Ten years ago, the Swanson’s Nursery team pondered if there was a profitable way to sell plants in the fall, to turn September into another May. Like many of their contemporaries across the country, retailers took the post season as an opportunity to reduce their existing inventory of plants that remained after several months of selling activity.
Swanson’s Nursery, Seattle, Wash., was determined to find a new strategy to approaching this challenge. Wally Kerwin, owner of Swanson’s, wasn’t particularly enthused about focusing on a me-too business strategy like “Fall Is For Planting,” which seemed to them to be over-used. Nor was the Swanson team interested in compromising on their high standards of merchandise for the fall sale.
Swanson’s needed to boost store traffic with a refreshingly different approach to plant selling in the fall. The garden center hoped the large numbers of customers looking to purchase plants at a discount would also be interested in purchasing other offerings at full markup. That meant full markups on spring flowering bulbs, fall mums, outdoor decoratives, hard goods, Halloween and Thanksgiving decorations. Kerwin and his associates reasoned that all those kinds of sales could swell as the traffic increased, and the gift shop should thrive.
Through a decade of refinements and upgrades, a highly successful approach has developed that includes material handling and logistics. Changing the fall sale period from an inventory clearance to a profitable month began with discussions with growers to educate them on the benefits of participating in the sale. For it to be a viable sale, it needed to be a win-win situation for everyone involved (customer, retailer and vendor). Swanson’s wanted to offer customers:
– Fresh, top-quality plants–nothing damaged, shop-worn or picked over.
– A nice variety of plant material including colorful perennials, groundcovers, herbs, evergreen shrubs and deciduous shrubs.
– A significant, across-the-board discount percentage at retail.
– Discounts in the 25 to 50 percent range to attract customers in large numbers in the fall.
– Grower participation–for both the quality and quantities available at predetermined prices.
– Growers’ shipments need to be timely according to Swanson’s schedules to ensure a fresh selection of product is continually available to purchase.
Extending The Season
“Basically, the above program has evolved and works smoothly and amicably,” Kerwin says. “This past season, six growers have been involved.
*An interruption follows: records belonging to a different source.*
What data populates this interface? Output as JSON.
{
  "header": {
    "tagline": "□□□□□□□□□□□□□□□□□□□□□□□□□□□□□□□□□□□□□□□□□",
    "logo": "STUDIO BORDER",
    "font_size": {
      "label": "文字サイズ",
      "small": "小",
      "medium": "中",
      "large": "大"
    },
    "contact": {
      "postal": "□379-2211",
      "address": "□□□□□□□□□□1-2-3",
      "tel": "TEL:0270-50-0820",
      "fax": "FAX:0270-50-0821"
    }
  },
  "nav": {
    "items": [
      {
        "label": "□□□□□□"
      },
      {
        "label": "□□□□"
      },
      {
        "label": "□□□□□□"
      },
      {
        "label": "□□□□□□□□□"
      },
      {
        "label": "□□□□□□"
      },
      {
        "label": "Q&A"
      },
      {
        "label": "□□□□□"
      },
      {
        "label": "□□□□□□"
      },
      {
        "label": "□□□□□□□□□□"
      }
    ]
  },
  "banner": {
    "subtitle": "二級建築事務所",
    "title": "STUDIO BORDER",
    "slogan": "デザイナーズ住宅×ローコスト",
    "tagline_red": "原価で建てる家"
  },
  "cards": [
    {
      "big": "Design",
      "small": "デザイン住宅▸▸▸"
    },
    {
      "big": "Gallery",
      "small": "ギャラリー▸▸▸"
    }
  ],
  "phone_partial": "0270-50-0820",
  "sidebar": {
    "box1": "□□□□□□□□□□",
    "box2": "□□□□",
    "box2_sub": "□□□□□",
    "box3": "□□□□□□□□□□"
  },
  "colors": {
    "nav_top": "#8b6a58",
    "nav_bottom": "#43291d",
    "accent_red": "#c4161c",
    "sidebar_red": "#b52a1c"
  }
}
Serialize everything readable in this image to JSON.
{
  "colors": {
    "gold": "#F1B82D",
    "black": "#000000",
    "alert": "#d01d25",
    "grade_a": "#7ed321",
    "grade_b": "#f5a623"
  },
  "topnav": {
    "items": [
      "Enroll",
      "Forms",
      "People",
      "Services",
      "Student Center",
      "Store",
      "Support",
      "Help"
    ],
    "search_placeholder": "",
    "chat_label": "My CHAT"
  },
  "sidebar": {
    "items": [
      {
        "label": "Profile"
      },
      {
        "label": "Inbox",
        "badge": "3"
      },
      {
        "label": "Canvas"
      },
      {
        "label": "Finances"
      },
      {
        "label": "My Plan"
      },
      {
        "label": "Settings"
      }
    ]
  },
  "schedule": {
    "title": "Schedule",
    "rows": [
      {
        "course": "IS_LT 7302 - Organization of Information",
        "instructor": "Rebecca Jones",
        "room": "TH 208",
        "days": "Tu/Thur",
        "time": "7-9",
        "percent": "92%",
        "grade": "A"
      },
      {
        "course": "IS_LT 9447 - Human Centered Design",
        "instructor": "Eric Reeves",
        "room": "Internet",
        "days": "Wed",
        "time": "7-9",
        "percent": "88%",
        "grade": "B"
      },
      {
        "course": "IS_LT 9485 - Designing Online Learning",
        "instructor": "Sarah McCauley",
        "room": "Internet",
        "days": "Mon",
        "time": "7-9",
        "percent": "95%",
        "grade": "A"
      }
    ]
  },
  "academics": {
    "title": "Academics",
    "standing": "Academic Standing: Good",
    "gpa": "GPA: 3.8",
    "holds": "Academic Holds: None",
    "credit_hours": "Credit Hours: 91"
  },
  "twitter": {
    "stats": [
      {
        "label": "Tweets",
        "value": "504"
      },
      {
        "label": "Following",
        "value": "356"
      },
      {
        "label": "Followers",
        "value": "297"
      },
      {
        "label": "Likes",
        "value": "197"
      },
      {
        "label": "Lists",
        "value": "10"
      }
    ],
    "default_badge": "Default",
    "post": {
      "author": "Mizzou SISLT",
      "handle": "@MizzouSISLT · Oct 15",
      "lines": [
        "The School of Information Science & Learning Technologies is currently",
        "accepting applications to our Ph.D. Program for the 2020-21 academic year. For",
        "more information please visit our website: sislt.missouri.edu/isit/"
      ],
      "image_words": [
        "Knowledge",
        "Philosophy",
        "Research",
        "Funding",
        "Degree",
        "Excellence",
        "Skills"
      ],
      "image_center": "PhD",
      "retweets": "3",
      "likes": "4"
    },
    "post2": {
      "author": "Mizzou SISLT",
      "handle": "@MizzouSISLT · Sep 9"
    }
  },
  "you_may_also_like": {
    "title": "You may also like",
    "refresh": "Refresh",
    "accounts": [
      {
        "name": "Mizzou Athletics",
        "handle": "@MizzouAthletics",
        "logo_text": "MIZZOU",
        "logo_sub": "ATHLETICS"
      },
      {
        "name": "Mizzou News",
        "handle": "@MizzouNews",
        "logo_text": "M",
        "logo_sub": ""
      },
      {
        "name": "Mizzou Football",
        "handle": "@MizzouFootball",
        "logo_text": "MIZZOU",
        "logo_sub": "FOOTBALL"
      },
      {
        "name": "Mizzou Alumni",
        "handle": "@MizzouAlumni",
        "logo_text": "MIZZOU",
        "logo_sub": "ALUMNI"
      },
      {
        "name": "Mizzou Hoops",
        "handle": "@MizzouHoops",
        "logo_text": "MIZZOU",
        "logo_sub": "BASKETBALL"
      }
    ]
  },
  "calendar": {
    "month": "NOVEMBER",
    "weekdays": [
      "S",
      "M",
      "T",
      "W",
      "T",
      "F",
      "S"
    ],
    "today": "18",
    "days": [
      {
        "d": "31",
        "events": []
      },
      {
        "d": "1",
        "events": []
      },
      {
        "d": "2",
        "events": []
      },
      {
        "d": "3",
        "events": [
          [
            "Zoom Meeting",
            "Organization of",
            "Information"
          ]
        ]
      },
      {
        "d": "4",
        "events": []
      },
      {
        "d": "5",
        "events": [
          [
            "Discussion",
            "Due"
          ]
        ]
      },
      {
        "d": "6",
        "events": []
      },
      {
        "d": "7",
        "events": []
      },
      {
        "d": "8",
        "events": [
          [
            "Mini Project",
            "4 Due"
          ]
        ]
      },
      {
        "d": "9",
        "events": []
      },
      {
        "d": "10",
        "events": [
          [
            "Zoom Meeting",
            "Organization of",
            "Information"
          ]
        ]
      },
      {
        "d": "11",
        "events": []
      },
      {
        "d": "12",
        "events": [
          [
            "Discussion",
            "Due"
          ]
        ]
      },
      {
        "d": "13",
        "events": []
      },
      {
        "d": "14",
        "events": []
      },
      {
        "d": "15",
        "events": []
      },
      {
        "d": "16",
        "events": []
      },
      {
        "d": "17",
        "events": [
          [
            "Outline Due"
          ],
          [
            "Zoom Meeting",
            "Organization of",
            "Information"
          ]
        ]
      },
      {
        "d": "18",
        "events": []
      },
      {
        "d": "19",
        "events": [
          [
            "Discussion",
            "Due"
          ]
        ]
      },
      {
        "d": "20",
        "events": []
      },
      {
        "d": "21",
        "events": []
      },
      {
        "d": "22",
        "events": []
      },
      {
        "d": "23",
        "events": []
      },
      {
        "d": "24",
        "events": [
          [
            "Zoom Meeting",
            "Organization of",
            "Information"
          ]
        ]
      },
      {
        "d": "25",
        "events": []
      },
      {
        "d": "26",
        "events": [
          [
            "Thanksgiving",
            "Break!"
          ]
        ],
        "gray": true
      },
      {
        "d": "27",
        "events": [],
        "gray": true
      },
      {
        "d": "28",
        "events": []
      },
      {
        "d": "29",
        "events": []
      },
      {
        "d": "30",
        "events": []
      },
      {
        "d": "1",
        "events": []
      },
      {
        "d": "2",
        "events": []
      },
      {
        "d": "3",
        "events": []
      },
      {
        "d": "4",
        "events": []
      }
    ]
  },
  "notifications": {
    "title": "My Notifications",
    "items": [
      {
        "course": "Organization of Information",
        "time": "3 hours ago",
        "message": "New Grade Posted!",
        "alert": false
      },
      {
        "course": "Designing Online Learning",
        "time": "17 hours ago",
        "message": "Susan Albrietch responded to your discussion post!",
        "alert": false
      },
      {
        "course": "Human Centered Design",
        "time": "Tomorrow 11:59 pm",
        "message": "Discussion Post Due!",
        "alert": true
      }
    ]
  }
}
Each had participated in past years. That fact suggests this is a win-win arrangement for all of us. Naturally, we like that aspect.”
Originally, Swanson’s fall sale was confined to a two-week inventory reduction period. Later, it was expanded to a three-week period and subsequently to one month. In 2007, the fall sale ran from August 30 through September 30, so that five weekends were involved.
“A two-week period, with several weekends included, was just not long enough once we discovered the amount of traffic this event generated,” says Brad Siebe, general manager at Swanson’s.
Siebe explains that other reasons influenced the decision, too, like the weather. A few bad days of weather could ruin a short sale. A longer sale reduces the influence of Labor Day, “the last weekend of summer” or back to school focus. A longer event also makes restocking and reordering more manageable and cuts back on aisle and parking lot congestion.
“We wanted the shopping experience to be reasonably similar to what it is normally,” he says. It is important to Swanson’s that during the fall sale, customers could quickly shop discounted plant selections so they had time to shop for other goods, such as spring bulbs, annual fall color, gift areas and the café. How the store looked was important, as well.
“We like to think that our presentation of plants is inviting and somewhat sophisticated,” Siebe says. “It provokes customers to meander throughout the property. It would be all wrong to present all the discounted plants stacked on racks like a mass merchant. We didn’t eliminate the vignettes or themed end caps. For regular customers, this was still the Swanson’s they had come to know and like. For newcomers, attracted by price, they saw us quite like we usually are.”
Part Of The Schedule
The scheduling of the fall sale weeks affects what goes on in the preceding and following weeks. Before the sale, for example, Swanson’s does its pre-fall sale design seminars. Following the event, Swanson’s hustles into the holiday season with the setup of their Fall Festival and Holiday Shop.
In October, the second, third and fourth weeks mark the revelation of the various holiday specialty goods. Shoppers during the fall sale have a high awareness that Swanson’s becomes a Christmas store. They are reminded that purchases during the fall sale earn Holiday Dollars that can be redeemed throughout the store. Their loyalty program is a model for effective cross merchandising.
The primary product categories that drive the sales volume during the fall event include trees, shrubs, vines and roses (discounted 40 percent); all perennials, herbs, groundcovers (discounted 25 percent); and all planting containers (discounted 25 percent).
Siebe also says there is a special on soil building compost: one bag free when three are purchased.
“Otherwise, everything else in the store remains at its regular pricing,” Siebe points out.
Both Siebe and Kerwin are very pleased with their Fall Sale 2007 numbers: “On sale items, we grossed $1 million dollars and produced a 48.8 percent material margin,” they revealed with great relief, as the month-long period was successful.